Many consider the Orquesta Aragón and the orchestra of José Fajardo to have been particularly influential in the development of the cha-cha-cha. Outside Cuba, the big bands of Tito Puente (in New York), and Pérez Prado (in Mexico City and California) introduced the Cha-cha-cha to a much wider audience.
Musically, the Cha-cha-cha was perhaps not a great innovation. However, it became hugely popular because people found it easy to dance to. Monsieur Pierre and his colleagues went to Cuba in the early 1950s to study it. They came back to London and codified the dance (sorted it out and wrote it down). It became a standard dance in Latin American ballroom dancing. It is one of the five Latin dances in international competitions governed by the World Dance Council. Today it is still popular as a dance, and is still danced in Cuba.
- Former Latin World Champions Bryan Watson and Karen Hardy give a demo. 
- Orovio, Helio 2004. Cuban music from A to Z. p50
- Giro, Radamés 2007. Diccionario enciclopédico de la música en Cuba. La Habana. p281
- Jorrín, Enrique 1971. Origen del chachachá. Signos 3, 49.
- Santos, John. 1982. The Cuban Danzón (liner notes). New York, Folkways Records FE 4066
- Imperial Society of Teachers of Dancing 2004. 100 years of dance: a history of the ISTD Examinations Board. London. p62

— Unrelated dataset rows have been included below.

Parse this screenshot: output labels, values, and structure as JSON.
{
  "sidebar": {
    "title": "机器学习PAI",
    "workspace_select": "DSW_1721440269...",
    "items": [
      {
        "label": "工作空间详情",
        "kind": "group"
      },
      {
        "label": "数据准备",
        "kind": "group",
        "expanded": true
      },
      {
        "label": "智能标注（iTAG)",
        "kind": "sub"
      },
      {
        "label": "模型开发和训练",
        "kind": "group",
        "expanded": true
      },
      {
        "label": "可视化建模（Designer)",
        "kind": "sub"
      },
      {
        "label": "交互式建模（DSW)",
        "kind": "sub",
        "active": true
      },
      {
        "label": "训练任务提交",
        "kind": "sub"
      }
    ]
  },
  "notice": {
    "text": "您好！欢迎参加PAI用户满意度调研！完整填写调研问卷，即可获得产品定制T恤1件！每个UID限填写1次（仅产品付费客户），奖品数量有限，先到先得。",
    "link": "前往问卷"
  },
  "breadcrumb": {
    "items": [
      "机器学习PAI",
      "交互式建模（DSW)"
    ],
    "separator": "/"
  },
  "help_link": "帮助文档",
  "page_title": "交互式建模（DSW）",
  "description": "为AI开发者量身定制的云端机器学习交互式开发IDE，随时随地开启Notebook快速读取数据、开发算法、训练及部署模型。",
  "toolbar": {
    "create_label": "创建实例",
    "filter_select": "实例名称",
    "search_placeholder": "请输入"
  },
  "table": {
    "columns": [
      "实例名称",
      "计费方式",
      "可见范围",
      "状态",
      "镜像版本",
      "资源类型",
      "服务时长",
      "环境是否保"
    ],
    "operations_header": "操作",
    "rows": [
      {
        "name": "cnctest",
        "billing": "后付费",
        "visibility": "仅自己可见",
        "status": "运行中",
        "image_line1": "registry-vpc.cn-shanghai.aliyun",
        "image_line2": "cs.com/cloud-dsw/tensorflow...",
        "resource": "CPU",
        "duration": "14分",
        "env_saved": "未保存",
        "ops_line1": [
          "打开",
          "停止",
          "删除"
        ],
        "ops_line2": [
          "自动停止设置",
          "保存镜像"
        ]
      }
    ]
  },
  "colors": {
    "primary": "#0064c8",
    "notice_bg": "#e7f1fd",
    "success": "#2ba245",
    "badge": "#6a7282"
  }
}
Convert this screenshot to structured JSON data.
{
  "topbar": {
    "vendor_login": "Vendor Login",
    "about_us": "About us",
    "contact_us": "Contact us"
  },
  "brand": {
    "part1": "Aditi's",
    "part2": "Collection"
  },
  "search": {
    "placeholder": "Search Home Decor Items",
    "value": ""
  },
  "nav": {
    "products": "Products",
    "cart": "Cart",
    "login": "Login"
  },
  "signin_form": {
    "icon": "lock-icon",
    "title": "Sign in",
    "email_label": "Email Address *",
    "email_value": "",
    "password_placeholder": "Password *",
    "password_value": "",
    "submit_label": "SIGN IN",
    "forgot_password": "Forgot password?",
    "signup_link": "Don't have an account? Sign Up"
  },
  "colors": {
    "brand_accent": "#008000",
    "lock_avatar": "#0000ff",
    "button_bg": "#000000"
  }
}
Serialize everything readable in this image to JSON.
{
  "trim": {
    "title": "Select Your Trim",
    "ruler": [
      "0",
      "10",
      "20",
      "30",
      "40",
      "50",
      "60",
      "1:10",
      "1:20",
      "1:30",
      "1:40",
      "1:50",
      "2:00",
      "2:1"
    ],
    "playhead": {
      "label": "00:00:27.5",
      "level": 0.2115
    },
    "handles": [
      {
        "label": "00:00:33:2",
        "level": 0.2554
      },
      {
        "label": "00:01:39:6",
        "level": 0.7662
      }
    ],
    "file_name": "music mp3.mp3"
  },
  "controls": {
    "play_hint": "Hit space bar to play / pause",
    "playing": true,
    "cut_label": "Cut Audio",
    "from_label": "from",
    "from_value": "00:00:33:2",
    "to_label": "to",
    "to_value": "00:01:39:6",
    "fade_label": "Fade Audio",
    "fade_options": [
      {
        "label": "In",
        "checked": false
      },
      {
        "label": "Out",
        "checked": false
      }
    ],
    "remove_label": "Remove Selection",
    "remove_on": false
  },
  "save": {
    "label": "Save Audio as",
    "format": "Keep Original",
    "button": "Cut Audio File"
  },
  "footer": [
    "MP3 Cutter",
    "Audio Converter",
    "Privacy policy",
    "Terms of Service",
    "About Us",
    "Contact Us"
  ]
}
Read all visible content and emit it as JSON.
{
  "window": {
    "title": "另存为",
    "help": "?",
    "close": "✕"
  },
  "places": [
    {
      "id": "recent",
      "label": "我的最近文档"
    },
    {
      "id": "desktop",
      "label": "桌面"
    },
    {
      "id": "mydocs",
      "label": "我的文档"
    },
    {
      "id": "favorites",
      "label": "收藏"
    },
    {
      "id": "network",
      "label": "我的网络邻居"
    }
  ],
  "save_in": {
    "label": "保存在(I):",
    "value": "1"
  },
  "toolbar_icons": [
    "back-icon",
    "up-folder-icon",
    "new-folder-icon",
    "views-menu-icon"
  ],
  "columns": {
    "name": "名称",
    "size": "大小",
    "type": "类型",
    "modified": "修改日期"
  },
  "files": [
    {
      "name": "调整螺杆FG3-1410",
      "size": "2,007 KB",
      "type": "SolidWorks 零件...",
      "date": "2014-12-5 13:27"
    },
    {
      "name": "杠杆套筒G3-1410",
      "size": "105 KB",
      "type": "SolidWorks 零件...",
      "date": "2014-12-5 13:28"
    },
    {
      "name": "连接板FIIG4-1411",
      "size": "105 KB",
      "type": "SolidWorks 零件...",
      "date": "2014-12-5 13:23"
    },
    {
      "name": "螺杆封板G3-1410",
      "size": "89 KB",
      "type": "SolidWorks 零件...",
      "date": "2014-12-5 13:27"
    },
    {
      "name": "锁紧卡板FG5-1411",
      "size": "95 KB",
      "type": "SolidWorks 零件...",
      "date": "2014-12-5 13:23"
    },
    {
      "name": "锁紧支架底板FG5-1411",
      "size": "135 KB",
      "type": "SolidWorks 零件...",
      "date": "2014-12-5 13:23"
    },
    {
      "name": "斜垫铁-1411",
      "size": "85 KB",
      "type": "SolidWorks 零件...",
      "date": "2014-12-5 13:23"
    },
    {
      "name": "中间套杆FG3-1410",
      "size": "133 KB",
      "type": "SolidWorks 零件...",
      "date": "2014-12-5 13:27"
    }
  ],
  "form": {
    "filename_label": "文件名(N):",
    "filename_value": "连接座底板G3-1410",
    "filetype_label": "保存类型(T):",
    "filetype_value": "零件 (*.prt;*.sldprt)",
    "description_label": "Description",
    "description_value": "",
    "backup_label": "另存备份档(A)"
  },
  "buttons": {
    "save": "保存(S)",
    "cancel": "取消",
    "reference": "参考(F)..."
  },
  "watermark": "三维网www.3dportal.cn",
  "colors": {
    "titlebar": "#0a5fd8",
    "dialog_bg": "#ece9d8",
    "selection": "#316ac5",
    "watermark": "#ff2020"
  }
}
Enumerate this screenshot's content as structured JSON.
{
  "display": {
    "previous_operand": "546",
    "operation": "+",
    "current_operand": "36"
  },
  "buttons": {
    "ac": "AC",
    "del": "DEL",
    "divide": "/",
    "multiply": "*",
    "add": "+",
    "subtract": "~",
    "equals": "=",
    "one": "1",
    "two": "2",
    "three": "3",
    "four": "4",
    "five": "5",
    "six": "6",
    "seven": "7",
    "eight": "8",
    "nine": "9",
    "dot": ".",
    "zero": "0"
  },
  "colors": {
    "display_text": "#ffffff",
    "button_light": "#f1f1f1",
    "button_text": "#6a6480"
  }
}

- Lavelle, Doris 1983. Latin & American dances. 3rd ed, Black, London.